I remember first hearing the news on a TV screen in America in the summer of 2014. ISIS, a rising Islamic terrorist group, had begun their violent attacks on minority groups in Northern Iraq. Their intent was to wipe out minority groups such as Christians, Yazidis, Kakai, and more as an Islamic religious cleansing. The only group they warned beforehand was Christians- stating either they abide by their laws, pay a high tax fine, or leave. The rest… were brutally attacked without warning and shown no mercy.

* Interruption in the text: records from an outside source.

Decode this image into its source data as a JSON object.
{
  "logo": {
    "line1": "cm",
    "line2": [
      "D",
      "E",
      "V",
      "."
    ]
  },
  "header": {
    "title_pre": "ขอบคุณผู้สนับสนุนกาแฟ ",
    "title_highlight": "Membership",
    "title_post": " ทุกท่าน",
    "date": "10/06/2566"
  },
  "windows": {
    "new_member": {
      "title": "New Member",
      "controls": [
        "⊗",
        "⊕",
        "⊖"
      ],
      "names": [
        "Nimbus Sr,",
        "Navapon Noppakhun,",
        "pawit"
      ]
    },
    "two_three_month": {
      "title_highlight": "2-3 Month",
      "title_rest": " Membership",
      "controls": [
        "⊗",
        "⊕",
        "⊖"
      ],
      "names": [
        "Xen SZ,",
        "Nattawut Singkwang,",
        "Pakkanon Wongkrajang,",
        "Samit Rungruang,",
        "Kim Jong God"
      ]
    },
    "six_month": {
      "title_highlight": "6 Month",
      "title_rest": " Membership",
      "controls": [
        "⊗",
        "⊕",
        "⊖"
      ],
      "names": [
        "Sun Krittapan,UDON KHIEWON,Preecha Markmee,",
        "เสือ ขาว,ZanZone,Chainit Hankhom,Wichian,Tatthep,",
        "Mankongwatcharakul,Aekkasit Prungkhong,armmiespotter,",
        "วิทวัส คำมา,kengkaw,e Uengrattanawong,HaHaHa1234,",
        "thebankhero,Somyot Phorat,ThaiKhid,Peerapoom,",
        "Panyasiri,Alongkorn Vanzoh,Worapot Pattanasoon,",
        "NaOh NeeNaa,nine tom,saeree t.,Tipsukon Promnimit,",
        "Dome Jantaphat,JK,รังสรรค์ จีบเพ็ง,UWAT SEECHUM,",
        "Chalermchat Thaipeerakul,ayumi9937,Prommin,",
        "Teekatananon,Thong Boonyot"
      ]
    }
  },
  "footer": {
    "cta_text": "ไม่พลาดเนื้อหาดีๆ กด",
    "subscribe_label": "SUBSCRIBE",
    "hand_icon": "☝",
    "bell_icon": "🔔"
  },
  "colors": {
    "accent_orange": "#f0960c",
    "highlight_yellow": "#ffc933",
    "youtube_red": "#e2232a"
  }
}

With the population of Kurds being around 30 million they are one of the largest people groups without a nation. A Kurdish saying “No friends but the mountains” is a sad and yet accurate truth. While facing external threats the Kurds found refuge and protection from their enemies in the mountains.
It was only about 9:30am but we found ourselves standing outside in 110 degree weather handing out water bottles and rice one by one to those who had been waiting all morning.The sun was blazing and the only shade anyone could find was standing close enough to the semi trailer we were unloading from. Our team had gotten to help some friends from another organization with a distribution. it was a new camp for us and it had only been open for about 4 months. This meant it had received people who most recently fled Mosul. These people had been under ISIS rule the longest and the newness of the camp also meant that they were met with less food, poor clean water treatment, insufficient bathrooms, and no air cooling systems not to mention a sentiment held by some that they were still apart of ISIS since they chose to stay so long.
The sun beamed down hard as we stepped out of our 15-passenger van, stepping foot on the ground of a refugee camp. Men passed by in groups, perhaps completing their day’s work or just passing time. Young boys played soccer on the dirt, creating their own goals out of rocks and sticks. The scent of fresh bread filled the air, as mothers were probably cooking away in their humble “homes” for dinner.
The Internally Displaced Peoples of Northern Iraq
We are often afraid of the unknown.
Cultures. Places. Religions.
Some of our fear is justifiable. Our world is in turmoil. We watched the Arab Spring from afar, at first in hope that a corrupt regime would be overturned. But the abscess of war left a gap for jihadists to fill. Offensive and defensive mixed together like spilled ink on paper, becoming muddled and unclear. Sporadic terrorist attacks plague peaceful nations, and people seeking asylum have flooded those same nations by the thousands. Despite officials stressing that most refugees are peaceful and law-abiding, there has been a notable rise in violence and rape amongst areas sheltering young men.